• [Recorded information]
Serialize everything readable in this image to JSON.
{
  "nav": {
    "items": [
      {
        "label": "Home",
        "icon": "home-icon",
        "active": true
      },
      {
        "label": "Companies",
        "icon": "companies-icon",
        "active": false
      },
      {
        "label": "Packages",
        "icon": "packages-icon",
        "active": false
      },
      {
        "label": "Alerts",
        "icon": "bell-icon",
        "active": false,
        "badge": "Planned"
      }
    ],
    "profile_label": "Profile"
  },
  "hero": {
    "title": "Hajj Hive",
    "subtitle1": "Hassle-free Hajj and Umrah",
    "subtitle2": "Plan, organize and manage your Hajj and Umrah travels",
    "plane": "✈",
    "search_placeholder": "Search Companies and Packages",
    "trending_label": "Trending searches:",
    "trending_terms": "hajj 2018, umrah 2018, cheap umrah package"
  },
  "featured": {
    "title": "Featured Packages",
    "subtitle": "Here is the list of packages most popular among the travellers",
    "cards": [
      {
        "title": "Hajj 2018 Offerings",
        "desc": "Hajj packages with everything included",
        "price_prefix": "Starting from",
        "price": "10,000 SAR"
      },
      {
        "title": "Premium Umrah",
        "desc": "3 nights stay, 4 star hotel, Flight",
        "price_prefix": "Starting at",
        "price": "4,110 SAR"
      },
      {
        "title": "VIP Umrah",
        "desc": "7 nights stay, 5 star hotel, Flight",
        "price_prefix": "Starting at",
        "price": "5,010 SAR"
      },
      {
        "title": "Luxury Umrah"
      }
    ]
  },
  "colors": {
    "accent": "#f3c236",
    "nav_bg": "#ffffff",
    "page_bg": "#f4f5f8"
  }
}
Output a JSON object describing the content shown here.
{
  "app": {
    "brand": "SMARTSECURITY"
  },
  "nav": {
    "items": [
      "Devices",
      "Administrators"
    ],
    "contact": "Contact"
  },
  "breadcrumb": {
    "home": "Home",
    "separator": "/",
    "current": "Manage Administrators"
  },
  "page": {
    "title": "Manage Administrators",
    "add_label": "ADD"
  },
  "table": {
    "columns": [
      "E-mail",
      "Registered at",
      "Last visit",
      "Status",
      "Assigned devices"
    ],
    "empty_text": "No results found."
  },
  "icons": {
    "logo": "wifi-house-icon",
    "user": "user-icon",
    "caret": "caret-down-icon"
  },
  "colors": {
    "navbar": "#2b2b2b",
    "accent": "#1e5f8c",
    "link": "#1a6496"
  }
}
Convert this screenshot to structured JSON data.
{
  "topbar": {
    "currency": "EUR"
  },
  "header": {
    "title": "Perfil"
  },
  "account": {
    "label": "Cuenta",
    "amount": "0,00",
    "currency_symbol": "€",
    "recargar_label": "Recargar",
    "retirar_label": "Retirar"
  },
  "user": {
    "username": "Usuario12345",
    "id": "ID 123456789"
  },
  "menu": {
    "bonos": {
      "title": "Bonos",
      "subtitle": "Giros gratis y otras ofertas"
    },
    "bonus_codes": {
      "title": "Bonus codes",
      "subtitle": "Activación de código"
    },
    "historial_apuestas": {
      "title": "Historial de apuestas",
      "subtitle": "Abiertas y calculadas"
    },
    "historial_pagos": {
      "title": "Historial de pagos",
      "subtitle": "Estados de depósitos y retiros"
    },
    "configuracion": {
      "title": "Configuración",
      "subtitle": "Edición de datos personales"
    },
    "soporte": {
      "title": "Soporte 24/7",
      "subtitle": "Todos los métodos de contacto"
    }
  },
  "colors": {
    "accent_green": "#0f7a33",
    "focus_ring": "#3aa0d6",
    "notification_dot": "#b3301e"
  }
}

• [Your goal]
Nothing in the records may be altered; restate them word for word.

• [Answer space]
Serialize everything readable in this image to JSON.
{
  "nav": {
    "items": [
      {
        "label": "Home",
        "icon": "home-icon",
        "active": true
      },
      {
        "label": "Companies",
        "icon": "companies-icon",
        "active": false
      },
      {
        "label": "Packages",
        "icon": "packages-icon",
        "active": false
      },
      {
        "label": "Alerts",
        "icon": "bell-icon",
        "active": false,
        "badge": "Planned"
      }
    ],
    "profile_label": "Profile"
  },
  "hero": {
    "title": "Hajj Hive",
    "subtitle1": "Hassle-free Hajj and Umrah",
    "subtitle2": "Plan, organize and manage your Hajj and Umrah travels",
    "plane": "✈",
    "search_placeholder": "Search Companies and Packages",
    "trending_label": "Trending searches:",
    "trending_terms": "hajj 2018, umrah 2018, cheap umrah package"
  },
  "featured": {
    "title": "Featured Packages",
    "subtitle": "Here is the list of packages most popular among the travellers",
    "cards": [
      {
        "title": "Hajj 2018 Offerings",
        "desc": "Hajj packages with everything included",
        "price_prefix": "Starting from",
        "price": "10,000 SAR"
      },
      {
        "title": "Premium Umrah",
        "desc": "3 nights stay, 4 star hotel, Flight",
        "price_prefix": "Starting at",
        "price": "4,110 SAR"
      },
      {
        "title": "VIP Umrah",
        "desc": "7 nights stay, 5 star hotel, Flight",
        "price_prefix": "Starting at",
        "price": "5,010 SAR"
      },
      {
        "title": "Luxury Umrah"
      }
    ]
  },
  "colors": {
    "accent": "#f3c236",
    "nav_bg": "#ffffff",
    "page_bg": "#f4f5f8"
  }
}
Output a JSON object describing the content shown here.
{
  "app": {
    "brand": "SMARTSECURITY"
  },
  "nav": {
    "items": [
      "Devices",
      "Administrators"
    ],
    "contact": "Contact"
  },
  "breadcrumb": {
    "home": "Home",
    "separator": "/",
    "current": "Manage Administrators"
  },
  "page": {
    "title": "Manage Administrators",
    "add_label": "ADD"
  },
  "table": {
    "columns": [
      "E-mail",
      "Registered at",
      "Last visit",
      "Status",
      "Assigned devices"
    ],
    "empty_text": "No results found."
  },
  "icons": {
    "logo": "wifi-house-icon",
    "user": "user-icon",
    "caret": "caret-down-icon"
  },
  "colors": {
    "navbar": "#2b2b2b",
    "accent": "#1e5f8c",
    "link": "#1a6496"
  }
}
Convert this screenshot to structured JSON data.
{
  "topbar": {
    "currency": "EUR"
  },
  "header": {
    "title": "Perfil"
  },
  "account": {
    "label": "Cuenta",
    "amount": "0,00",
    "currency_symbol": "€",
    "recargar_label": "Recargar",
    "retirar_label": "Retirar"
  },
  "user": {
    "username": "Usuario12345",
    "id": "ID 123456789"
  },
  "menu": {
    "bonos": {
      "title": "Bonos",
      "subtitle": "Giros gratis y otras ofertas"
    },
    "bonus_codes": {
      "title": "Bonus codes",
      "subtitle": "Activación de código"
    },
    "historial_apuestas": {
      "title": "Historial de apuestas",
      "subtitle": "Abiertas y calculadas"
    },
    "historial_pagos": {
      "title": "Historial de pagos",
      "subtitle": "Estados de depósitos y retiros"
    },
    "configuracion": {
      "title": "Configuración",
      "subtitle": "Edición de datos personales"
    },
    "soporte": {
      "title": "Soporte 24/7",
      "subtitle": "Todos los métodos de contacto"
    }
  },
  "colors": {
    "accent_green": "#0f7a33",
    "focus_ring": "#3aa0d6",
    "notification_dot": "#b3301e"
  }
}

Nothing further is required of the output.